A referendum led to the ultimate rejection of the Houston Equal Rights Ordinance (or HOPE) Tuesday, Nov. 3. According to the Huffington Post, this legislation, which was first approved by Houston’s City Council in May 2014, would consolidate and extend existing protective measures banning discrimination based on race, sex, religion, etc. in employment, housing and public accommodations to include LGBT people.
However, following a lawsuit calling for residents’ votes, it was decided that the ordinance, which by that point had reached the Texas Supreme Court, had to either be repealed or put to ballot. Conflict escalated during the 18 months following its initial approval as both sides clashed in the national debate. Supporters such as Hillary Clinton and a variety of LGBT organizations, among others, across the nation called for legal protection against discriminatory practices for members of the LGBTQ community while opponents claimed that such an ordinance threatened their religious liberties and personal security. The persisting point around which this conflict was centered concerned the law’s implications on the use of public bathrooms, prompting the nickname, “the bathroom ordinance.” Those arguing the opposition’s stance purported that HERO could potentially allow male sexual predators to follow girls and women into public bathrooms.
These arguments, along with campaigns, protests, rallies and even commercials denouncing the ordinance for this specific reason, among others, were deemed as scare tactics by Houston’s Mayor Annise Parker, who herself has been openly gay since her history-making election in 2009 (NBC News). The ordinance, according to Fox News, was rejected by close to a 2-to-1 margin, joining Texas with the 28 total states without statewide LGBT-protection law. Although many local governing bodies in the state of Texas have enacted nondiscriminatory policies and measures, the referendum turnout has made Houston one of the largest metropolitan areas without such an ordinance (Texas Tribune).
Sophomore psychology and Chicano/Chicana studies double major Christopher Reynoso considers this outcome to be demonstrative of the lack of priority given to LGBTQ individuals and their second-class citizen status."Denying someone protection due to their sexual orientation is saying that their lives are not worth protecting or being respected," he said. "It's basically bull****. LGBTQ individuals deserve the same rights and protection as anybody else. What ever happened to the separation of church and state? Why is religious freedom more important than the freedom to love? It shouldn't [be]."
Leaders from both sides expressed their opinions concerning the vote. “Unfortunately,” said Parker following the referendum's results, “I fear that this will have stained Houston’s reputation as a tolerant, welcoming, global city...And I absolutely fear that there will be a direct economic backlash as a result of this.”
From one of the now-defeated law’s opponents, Republican Texas Gov. Greg Abbott tweeted the day before the vote: "HOUSTON: Vote Texas values, not @HillaryClinton values. Vote NO on City of Houston Proposition 1. No men in women's bathrooms."

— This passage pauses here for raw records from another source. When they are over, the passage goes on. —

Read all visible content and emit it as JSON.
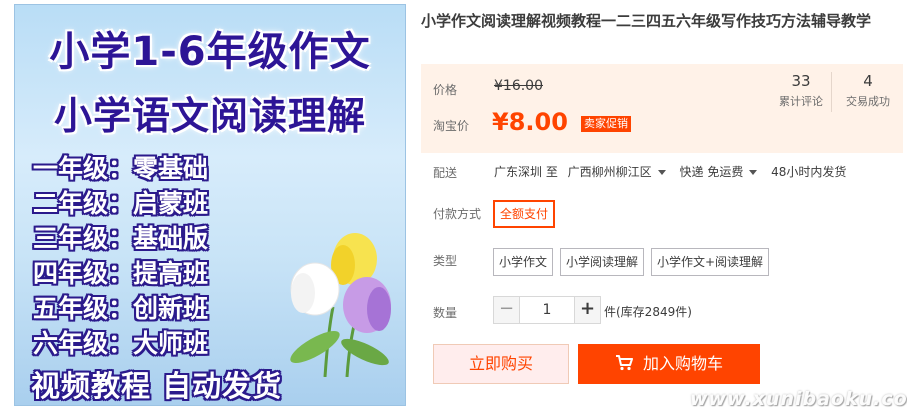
{
  "product_image": {
    "title_line_1": "小学1-6年级作文",
    "title_line_2": "小学语文阅读理解",
    "grades": [
      "一年级：零基础",
      "二年级：启蒙班",
      "三年级：基础版",
      "四年级：提高班",
      "五年级：创新班",
      "六年级：大师班"
    ],
    "footer": "视频教程   自动发货"
  },
  "product": {
    "title": "小学作文阅读理解视频教程一二三四五六年级写作技巧方法辅导教学"
  },
  "price": {
    "original_label": "价格",
    "original_value": "¥16.00",
    "promo_label": "淘宝价",
    "promo_value": "¥8.00",
    "promo_badge": "卖家促销"
  },
  "stats": {
    "reviews_count": "33",
    "reviews_label": "累计评论",
    "sales_count": "4",
    "sales_label": "交易成功"
  },
  "delivery": {
    "label": "配送",
    "from": "广东深圳 至",
    "to": "广西柳州柳江区",
    "shipping": "快递 免运费",
    "dispatch": "48小时内发货"
  },
  "payment": {
    "label": "付款方式",
    "option": "全额支付"
  },
  "type": {
    "label": "类型",
    "options": [
      "小学作文",
      "小学阅读理解",
      "小学作文+阅读理解"
    ]
  },
  "quantity": {
    "label": "数量",
    "minus": "−",
    "value": "1",
    "plus": "+",
    "stock": "件(库存2849件)"
  },
  "actions": {
    "buy_now": "立即购买",
    "add_to_cart": "加入购物车"
  },
  "watermark": "www.xunibaoku.com",
  "icons": {
    "cart": "shopping-cart-icon",
    "caret": "chevron-down-icon"
  },
  "colors": {
    "accent": "#ff4400",
    "price_box_bg": "#fff2e8",
    "buy_now_bg": "#ffeded",
    "image_title": "#2d1596"
  }
}
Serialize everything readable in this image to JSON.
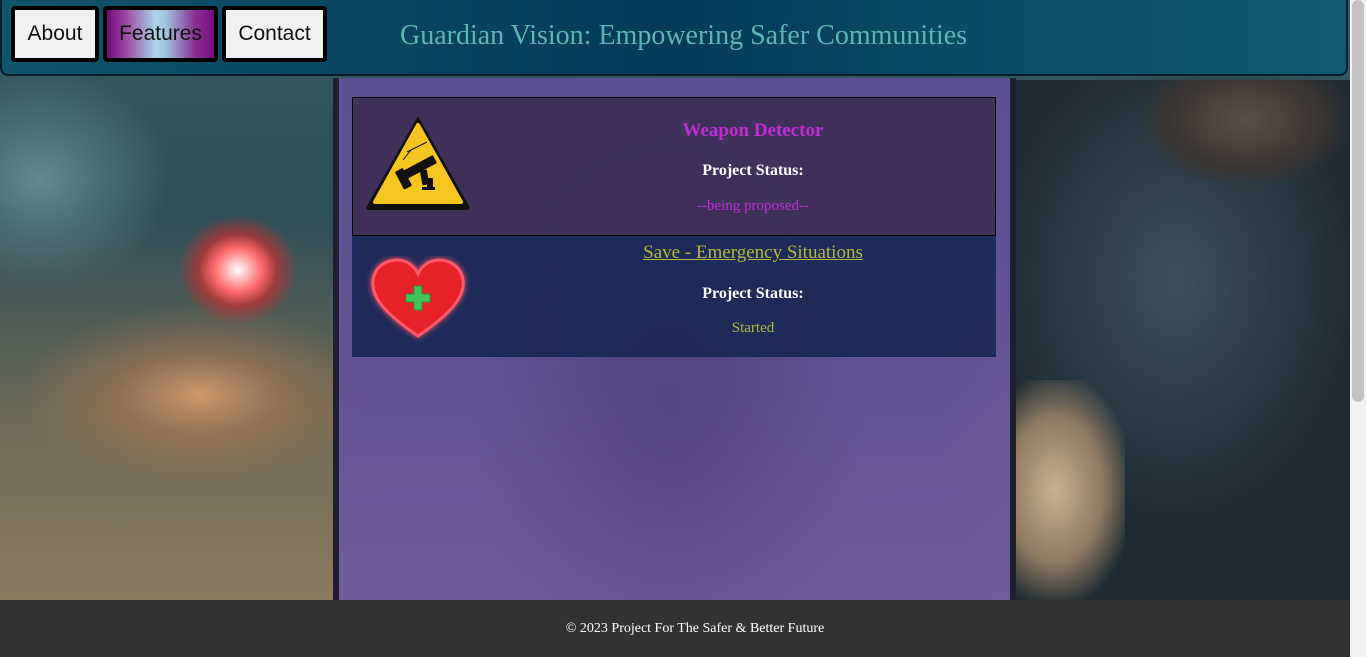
{
  "nav": {
    "items": [
      {
        "label": "About",
        "active": false
      },
      {
        "label": "Features",
        "active": true
      },
      {
        "label": "Contact",
        "active": false
      }
    ]
  },
  "header": {
    "title": "Guardian Vision: Empowering Safer Communities"
  },
  "projects": [
    {
      "icon": "weapon-warning-icon",
      "title": "Weapon Detector",
      "status_label": "Project Status:",
      "status_value": "--being proposed--",
      "color": "#c02bd6"
    },
    {
      "icon": "heart-medical-icon",
      "title": "Save - Emergency Situations",
      "status_label": "Project Status:",
      "status_value": "Started",
      "color": "#b5b63a"
    }
  ],
  "footer": {
    "text": "© 2023 Project For The Safer & Better Future"
  },
  "colors": {
    "header_title": "#5bb6b3",
    "footer_bg": "#333333",
    "header_bg": "#0a4662"
  }
}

In a previous Loyolan article, "Religion, colleges and the LGBT community" by current Managing Editor Sarah Litz, the call for separation of church and state is discussed in the context of American universities' policies, and more specifically, the LMU community. "In order to encourage learning, the education of the whole person, the service of faith and the promotion of justice," Litz said in the article, "our community needs to continue accepting Lions of all identities and extending this acceptance to other religious college campuses." This mentality at the collegiate level resembles the argument that supporters of the ordinance promoted up to the day of the referendum.
Associate psychology professor Adam Fingerhut, Ph.D expressed sadness over the failure of citizens from a U.S. city as large and diverse as Houston to promote equality and fair treatment. He commented on how HERO's defeat reveals the lack of equality that persists in U.S. society despite the U.S. Supreme Court's landmark ruling for marriage equality last June. "Rhetoric relying on stereotypes and unjustified panic seems to have ruled in the community and at the ballot box," said Fingerhut.
"The gay panic defense that was used a generation or two ago to justify violent discrimination against gay men and lesbians, a defense that was successfully implemented in the trial of Harvey Milk’s assassin, is now being replaced by a panic against transgendered individuals," added Fingerhut. "We cannot permit policy decisions, those made (or destroyed) at the ballot box or in the legislature, to be guided by unfounded ideas and false stereotypes."